The government borrowed far more than analysts expected in October, the first figures to be published since Philip Hammond's Budget last month show.
Government borrowing hit a three-year high in October after a steep rise in spending and a slowdown in tax receipt growth, according to official figures.
The Office for National Statistics (ONS) said public sector net borrowing, excluding state-owned banks, rose by £1.6 billion last month to £8.8 billion.
This was the highest October borrowing since 2015 and was far more than the £6.2 billion economists had expected.
The ONS said there had been "notable" growth in expenditure on goods and services, as well as social benefits.
Interest payments on government debt also increased.
"The increase in borrowing compared to last year was due to a £2.2bn rise in "other" (most likely departmental) spending," said Andrew Wishart, UK economist at Capital Economics.
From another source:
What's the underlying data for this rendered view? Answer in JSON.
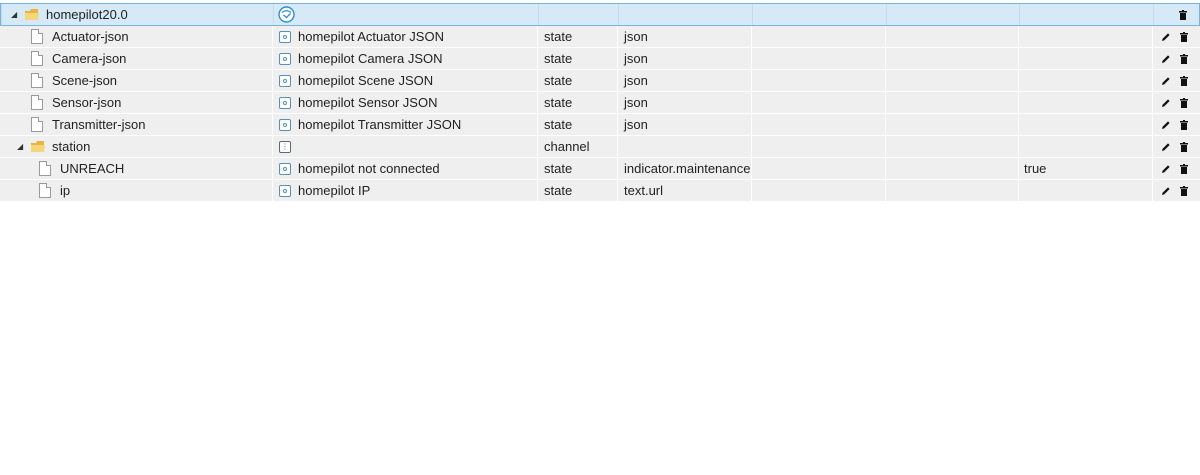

Mr Wishart said the October figures could be a "worrying sign for the Chancellor" if the trend continued.
Samuel Tombs, chief UK economist at Pantheon Macroeconomics, said it was to soon to conclude that the Chancellor would miss the official forecast for borrowing this year.
He points out that the data is often revised and "the Chancellor won't need to respond to a modest overshoot".
The nature of the UK's exit from the European Union, is likely to have an impact on the nation's finances.
In October, the Chancellor said that a good Brexit agreement would enable the Treasury to spend a "double deal dividend".
However, a no deal scenario could upset government spending plans, economists say.
"If there is a no deal Brexit, the resulting economic slowdown would probably cause the public finances to deteriorate further," Mr Wishart said.